The information sharing procedure from London to the Delhi Police involved multiple channels and took around 45 minutes. The 10-member Aman Vihar police team took around an hour to locate her, said a police officer, requesting anonymity.
Asked how the woman got Johnson’s email address, DCP Mishra said, “She is being counselled. As and when we get this information, we will share it.”
An officer, who was part of the rescue team, said the rescue was difficult as they only had her name and an incomplete address to go by. The team had to undertake a door-to-door search. All the while, police kept trying the phone number mentioned in the email, but there was no answer.
“With the help of local security guards and residents, we reached the building where the woman lived alone on the third floor. However, despite our repeated persuasions, the woman did not open the door. So, we called in a team from the fire department and while they were about to break open the door, she opened it,” the officer said.
DCP Mishra said the woman looked fraught with anxiety and fear.She requested the rescue team to leave and told them that “she was okay”. Obliging her, only a few officers stayed back while the others left. Thereafter, the officers counselled her and went inside the house to find some 16-18 cats roaming around, he said.
During the course of counselling, the officer said, the woman told them that she used to teach at a municipal school but resigned because of personal reasons. The woman also spoke of her divorce, almost a decade ago, and her financial crisis.
“It appears that the stress of the financial burden took a toll on her mental health.

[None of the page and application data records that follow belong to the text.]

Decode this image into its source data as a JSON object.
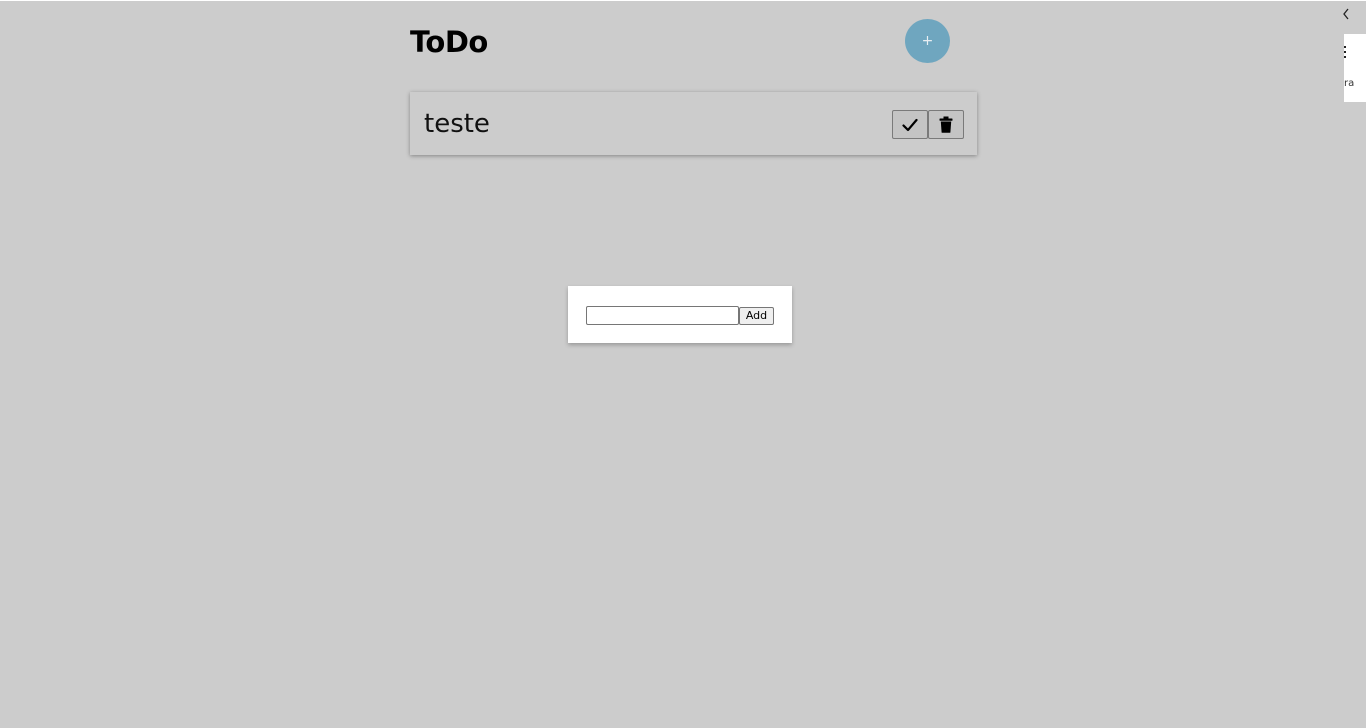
{
  "header": {
    "title": "ToDo",
    "add_fab_label": "+"
  },
  "todos": [
    {
      "text": "teste",
      "complete_icon": "check-icon",
      "delete_icon": "trash-icon"
    }
  ],
  "modal": {
    "input_value": "",
    "add_label": "Add"
  },
  "side_panel": {
    "back_icon": "chevron-left-icon",
    "menu_icon": "kebab-menu-icon",
    "text": "ra"
  },
  "colors": {
    "background": "#cccccc",
    "fab": "#6fa6bf",
    "modal": "#ffffff"
  }
}
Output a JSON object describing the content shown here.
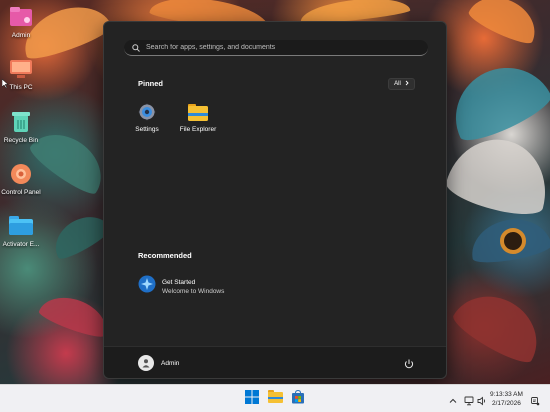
{
  "desktop": {
    "icons": [
      {
        "label": "Admin",
        "icon": "user-folder-icon"
      },
      {
        "label": "This PC",
        "icon": "computer-icon"
      },
      {
        "label": "Recycle Bin",
        "icon": "recycle-bin-icon"
      },
      {
        "label": "Control Panel",
        "icon": "control-panel-icon"
      },
      {
        "label": "Activator E...",
        "icon": "folder-icon"
      }
    ]
  },
  "start_menu": {
    "search": {
      "placeholder": "Search for apps, settings, and documents",
      "icon": "search-icon"
    },
    "pinned": {
      "title": "Pinned",
      "all_label": "All",
      "apps": [
        {
          "label": "Settings",
          "icon": "gear-icon"
        },
        {
          "label": "File Explorer",
          "icon": "file-explorer-icon"
        }
      ]
    },
    "recommended": {
      "title": "Recommended",
      "items": [
        {
          "title": "Get Started",
          "subtitle": "Welcome to Windows",
          "icon": "get-started-icon"
        }
      ]
    },
    "footer": {
      "user_name": "Admin",
      "power_icon": "power-icon"
    }
  },
  "taskbar": {
    "items": [
      "windows-start-icon",
      "file-explorer-icon",
      "microsoft-store-icon"
    ],
    "tray": [
      "chevron-up-icon",
      "network-icon",
      "volume-icon",
      "notification-icon"
    ],
    "clock": {
      "time": "9:13:33 AM",
      "date": "2/17/2026"
    }
  },
  "colors": {
    "accent": "#0078d4",
    "menu_bg": "#232323",
    "taskbar_bg": "#f0f0f3"
  }
}
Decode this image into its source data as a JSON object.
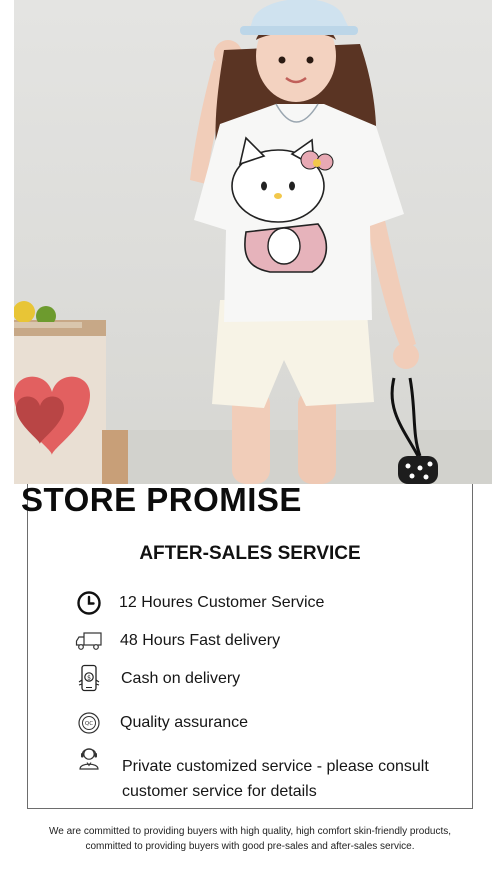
{
  "photo": {
    "alt": "Girl wearing a white cartoon cat print T-shirt with cream shorts and a cap"
  },
  "promise": {
    "title": "STORE PROMISE",
    "subtitle": "AFTER-SALES SERVICE",
    "items": [
      {
        "icon": "clock-icon",
        "label": "12 Houres Customer Service"
      },
      {
        "icon": "delivery-truck-icon",
        "label": "48 Hours Fast delivery"
      },
      {
        "icon": "cash-phone-icon",
        "label": "Cash on delivery"
      },
      {
        "icon": "quality-badge-icon",
        "label": "Quality assurance"
      },
      {
        "icon": "customer-service-agent-icon",
        "label": "Private customized service - please consult customer service for details"
      }
    ]
  },
  "footer": {
    "line1": "We are committed to providing buyers with high quality, high comfort skin-friendly products,",
    "line2": "committed to providing buyers with good pre-sales and after-sales service."
  }
}
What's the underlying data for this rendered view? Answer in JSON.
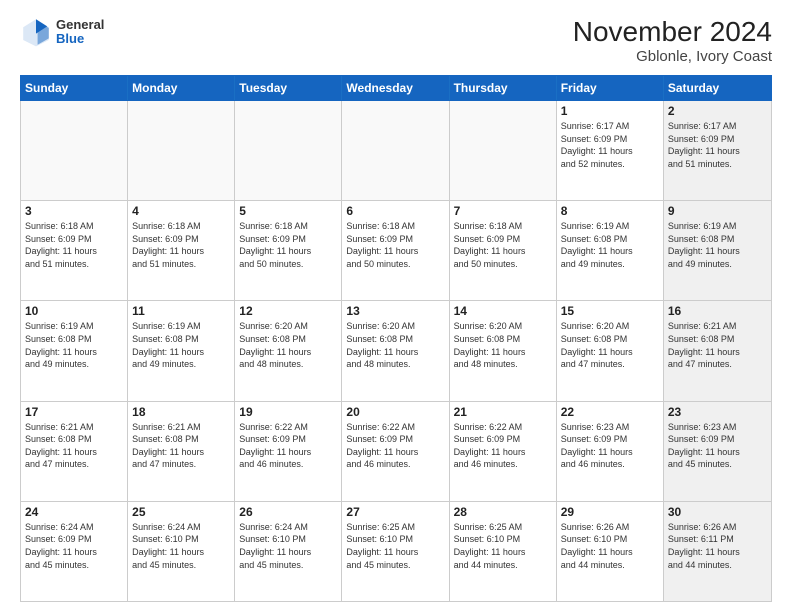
{
  "header": {
    "title": "November 2024",
    "subtitle": "Gblonle, Ivory Coast",
    "logo_general": "General",
    "logo_blue": "Blue"
  },
  "days_of_week": [
    "Sunday",
    "Monday",
    "Tuesday",
    "Wednesday",
    "Thursday",
    "Friday",
    "Saturday"
  ],
  "weeks": [
    [
      {
        "day": "",
        "info": "",
        "shaded": true
      },
      {
        "day": "",
        "info": "",
        "shaded": true
      },
      {
        "day": "",
        "info": "",
        "shaded": true
      },
      {
        "day": "",
        "info": "",
        "shaded": true
      },
      {
        "day": "",
        "info": "",
        "shaded": true
      },
      {
        "day": "1",
        "info": "Sunrise: 6:17 AM\nSunset: 6:09 PM\nDaylight: 11 hours\nand 52 minutes.",
        "shaded": false
      },
      {
        "day": "2",
        "info": "Sunrise: 6:17 AM\nSunset: 6:09 PM\nDaylight: 11 hours\nand 51 minutes.",
        "shaded": true
      }
    ],
    [
      {
        "day": "3",
        "info": "Sunrise: 6:18 AM\nSunset: 6:09 PM\nDaylight: 11 hours\nand 51 minutes.",
        "shaded": false
      },
      {
        "day": "4",
        "info": "Sunrise: 6:18 AM\nSunset: 6:09 PM\nDaylight: 11 hours\nand 51 minutes.",
        "shaded": false
      },
      {
        "day": "5",
        "info": "Sunrise: 6:18 AM\nSunset: 6:09 PM\nDaylight: 11 hours\nand 50 minutes.",
        "shaded": false
      },
      {
        "day": "6",
        "info": "Sunrise: 6:18 AM\nSunset: 6:09 PM\nDaylight: 11 hours\nand 50 minutes.",
        "shaded": false
      },
      {
        "day": "7",
        "info": "Sunrise: 6:18 AM\nSunset: 6:09 PM\nDaylight: 11 hours\nand 50 minutes.",
        "shaded": false
      },
      {
        "day": "8",
        "info": "Sunrise: 6:19 AM\nSunset: 6:08 PM\nDaylight: 11 hours\nand 49 minutes.",
        "shaded": false
      },
      {
        "day": "9",
        "info": "Sunrise: 6:19 AM\nSunset: 6:08 PM\nDaylight: 11 hours\nand 49 minutes.",
        "shaded": true
      }
    ],
    [
      {
        "day": "10",
        "info": "Sunrise: 6:19 AM\nSunset: 6:08 PM\nDaylight: 11 hours\nand 49 minutes.",
        "shaded": false
      },
      {
        "day": "11",
        "info": "Sunrise: 6:19 AM\nSunset: 6:08 PM\nDaylight: 11 hours\nand 49 minutes.",
        "shaded": false
      },
      {
        "day": "12",
        "info": "Sunrise: 6:20 AM\nSunset: 6:08 PM\nDaylight: 11 hours\nand 48 minutes.",
        "shaded": false
      },
      {
        "day": "13",
        "info": "Sunrise: 6:20 AM\nSunset: 6:08 PM\nDaylight: 11 hours\nand 48 minutes.",
        "shaded": false
      },
      {
        "day": "14",
        "info": "Sunrise: 6:20 AM\nSunset: 6:08 PM\nDaylight: 11 hours\nand 48 minutes.",
        "shaded": false
      },
      {
        "day": "15",
        "info": "Sunrise: 6:20 AM\nSunset: 6:08 PM\nDaylight: 11 hours\nand 47 minutes.",
        "shaded": false
      },
      {
        "day": "16",
        "info": "Sunrise: 6:21 AM\nSunset: 6:08 PM\nDaylight: 11 hours\nand 47 minutes.",
        "shaded": true
      }
    ],
    [
      {
        "day": "17",
        "info": "Sunrise: 6:21 AM\nSunset: 6:08 PM\nDaylight: 11 hours\nand 47 minutes.",
        "shaded": false
      },
      {
        "day": "18",
        "info": "Sunrise: 6:21 AM\nSunset: 6:08 PM\nDaylight: 11 hours\nand 47 minutes.",
        "shaded": false
      },
      {
        "day": "19",
        "info": "Sunrise: 6:22 AM\nSunset: 6:09 PM\nDaylight: 11 hours\nand 46 minutes.",
        "shaded": false
      },
      {
        "day": "20",
        "info": "Sunrise: 6:22 AM\nSunset: 6:09 PM\nDaylight: 11 hours\nand 46 minutes.",
        "shaded": false
      },
      {
        "day": "21",
        "info": "Sunrise: 6:22 AM\nSunset: 6:09 PM\nDaylight: 11 hours\nand 46 minutes.",
        "shaded": false
      },
      {
        "day": "22",
        "info": "Sunrise: 6:23 AM\nSunset: 6:09 PM\nDaylight: 11 hours\nand 46 minutes.",
        "shaded": false
      },
      {
        "day": "23",
        "info": "Sunrise: 6:23 AM\nSunset: 6:09 PM\nDaylight: 11 hours\nand 45 minutes.",
        "shaded": true
      }
    ],
    [
      {
        "day": "24",
        "info": "Sunrise: 6:24 AM\nSunset: 6:09 PM\nDaylight: 11 hours\nand 45 minutes.",
        "shaded": false
      },
      {
        "day": "25",
        "info": "Sunrise: 6:24 AM\nSunset: 6:10 PM\nDaylight: 11 hours\nand 45 minutes.",
        "shaded": false
      },
      {
        "day": "26",
        "info": "Sunrise: 6:24 AM\nSunset: 6:10 PM\nDaylight: 11 hours\nand 45 minutes.",
        "shaded": false
      },
      {
        "day": "27",
        "info": "Sunrise: 6:25 AM\nSunset: 6:10 PM\nDaylight: 11 hours\nand 45 minutes.",
        "shaded": false
      },
      {
        "day": "28",
        "info": "Sunrise: 6:25 AM\nSunset: 6:10 PM\nDaylight: 11 hours\nand 44 minutes.",
        "shaded": false
      },
      {
        "day": "29",
        "info": "Sunrise: 6:26 AM\nSunset: 6:10 PM\nDaylight: 11 hours\nand 44 minutes.",
        "shaded": false
      },
      {
        "day": "30",
        "info": "Sunrise: 6:26 AM\nSunset: 6:11 PM\nDaylight: 11 hours\nand 44 minutes.",
        "shaded": true
      }
    ]
  ]
}
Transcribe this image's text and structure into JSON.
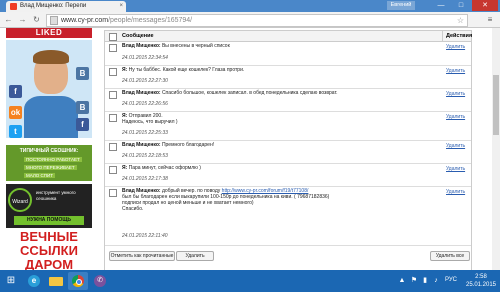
{
  "browser": {
    "tab_title": "Влад Мищенко: Перепи",
    "tab_close": "×",
    "user_label": "Евгений",
    "win_min": "—",
    "win_max": "□",
    "win_close": "✕",
    "url_host": "www.cy-pr.com",
    "url_path": "/people/messages/165794/",
    "back": "←",
    "forward": "→",
    "reload": "↻",
    "star": "☆",
    "menu": "≡"
  },
  "ads": {
    "liked": "LIKED",
    "social_fb": "f",
    "social_ok": "ok",
    "social_vk1": "B",
    "social_vk2": "B",
    "social_fb2": "f",
    "social_tw": "t",
    "green_title": "ТИПИЧНЫЙ СЕОШНИК:",
    "green_line1": "ПОСТОЯННО РАБОТАЕТ",
    "green_line2": "МНОГО ПЕРЕЖИВАЕТ",
    "green_line3": "МАЛО СПИТ",
    "wizard_logo": "Wizard",
    "wizard_text": "инструмент умного сеошника",
    "wizard_btn": "НУЖНА ПОМОЩЬ",
    "red_line1": "ВЕЧНЫЕ",
    "red_line2": "ССЫЛКИ",
    "red_line3": "ДАРОМ"
  },
  "table": {
    "col_message": "Сообщение",
    "col_actions": "Действия",
    "delete_label": "Удалить",
    "messages": [
      {
        "author": "Влад Мищенко:",
        "text": "Вы внесены в черный список",
        "date": "24.01.2015 22:34:54"
      },
      {
        "author": "Я:",
        "text": "Ну ты баббес. Какой еще кошелек? Глаза протри.",
        "date": "24.01.2015 22:27:30"
      },
      {
        "author": "Влад Мищенко:",
        "text": "Спасибо большое, кошелек записал. в обед понедельника сделаю возврат.",
        "date": "24.01.2015 22:26:56"
      },
      {
        "author": "Я:",
        "text": "Отправил 200.",
        "text2": "Надеюсь, что выручил )",
        "date": "24.01.2015 22:25:33"
      },
      {
        "author": "Влад Мищенко:",
        "text": "Премного благодарен!",
        "date": "24.01.2015 22:18:53"
      },
      {
        "author": "Я:",
        "text": "Пара минут, сейчас оформлю )",
        "date": "24.01.2015 22:17:38"
      },
      {
        "author": "Влад Мищенко:",
        "text": "добрый вечер. по поводу",
        "link": "http://www.cy-pr.com/forum/f19/t77108/",
        "text2": "был бы благодарен если выкарупили 100-150р до понедельника на киви. ( 79687182836)",
        "text3": "подписи продал но ценой меньше и не хватает немного)",
        "text4": "Спасибо.",
        "date": "24.01.2015 22:11:40"
      }
    ],
    "btn_mark_read": "Отметить как прочитанные",
    "btn_delete": "Удалить",
    "btn_delete_all": "Удалить все"
  },
  "taskbar": {
    "start": "⊞",
    "ie": "e",
    "viber": "✆",
    "lang": "РУС",
    "time": "2:58",
    "date": "25.01.2015"
  }
}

We called in two psychologists and a doctor to address her problems and advise us if we should obtain the requisite assent to shift her to the Institute of Human Behaviour & Allied Sciences for further treatment,” DCP Mishra said.
A police officer said the woman is currently at her home and is being counselled. Her house has also been cleaned, the officer said.
No other official comment was forthcoming on the matter.